§ **What you need to do**:
Could you filter the records below and keep only the lines with the word "time"?

Records drawn from a dataset:
******

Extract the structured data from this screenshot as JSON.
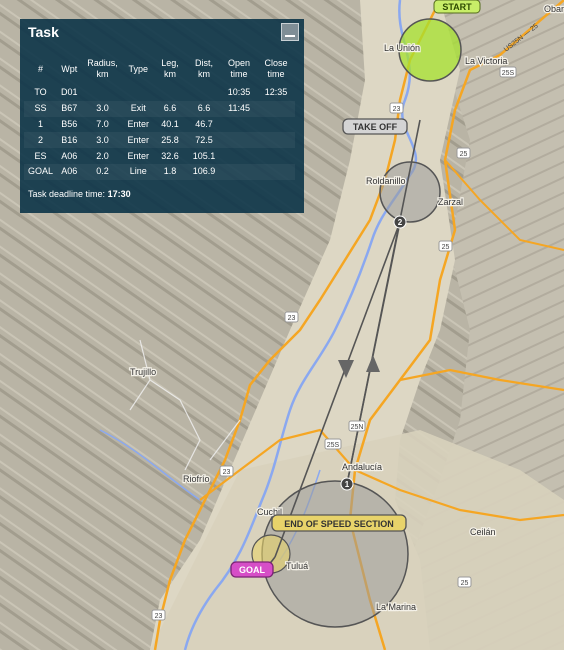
{
  "panel": {
    "title": "Task",
    "columns": [
      "#",
      "Wpt",
      "Radius, km",
      "Type",
      "Leg, km",
      "Dist, km",
      "Open time",
      "Close time"
    ],
    "rows": [
      [
        "TO",
        "D01",
        "",
        "",
        "",
        "",
        "10:35",
        "12:35"
      ],
      [
        "SS",
        "B67",
        "3.0",
        "Exit",
        "6.6",
        "6.6",
        "11:45",
        ""
      ],
      [
        "1",
        "B56",
        "7.0",
        "Enter",
        "40.1",
        "46.7",
        "",
        ""
      ],
      [
        "2",
        "B16",
        "3.0",
        "Enter",
        "25.8",
        "72.5",
        "",
        ""
      ],
      [
        "ES",
        "A06",
        "2.0",
        "Enter",
        "32.6",
        "105.1",
        "",
        ""
      ],
      [
        "GOAL",
        "A06",
        "0.2",
        "Line",
        "1.8",
        "106.9",
        "",
        ""
      ]
    ],
    "deadline_label": "Task deadline time:",
    "deadline_value": "17:30"
  },
  "places": {
    "obando": "Obar",
    "la_union": "La Unión",
    "la_victoria": "La Victoria",
    "roldanillo": "Roldanillo",
    "zarzal": "Zarzal",
    "trujillo": "Trujillo",
    "riofrio": "Riofrío",
    "andalucia": "Andalucía",
    "cuchilla": "Cuchil",
    "tulua": "Tuluá",
    "ceilan": "Ceilán",
    "la_marina": "La Marina"
  },
  "highways": {
    "us25n": "US25N — 25",
    "h25s_a": "25S",
    "h23_a": "23",
    "h25_a": "25",
    "h25_b": "25",
    "h23_b": "23",
    "h25n": "25N",
    "h25s_b": "25S",
    "h23_c": "23",
    "h25_c": "25",
    "h23_d": "23"
  },
  "labels": {
    "start": "START",
    "takeoff": "TAKE OFF",
    "end_of_speed": "END OF SPEED SECTION",
    "goal": "GOAL",
    "tp1": "1",
    "tp2": "2"
  },
  "colors": {
    "start_tag": "#c8ee68",
    "takeoff_tag": "#d4d4d4",
    "ess_tag": "#e8d36a",
    "goal_tag": "#d64ec7",
    "cylinder_fill": "#9a9a9a",
    "start_cylinder": "#a6e22e",
    "river": "#8aa8f0",
    "highway": "#f5a623"
  }
}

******

§ **Written solution**:
      "Open time",
      "Close time"
    "deadline_label": "Task deadline time:",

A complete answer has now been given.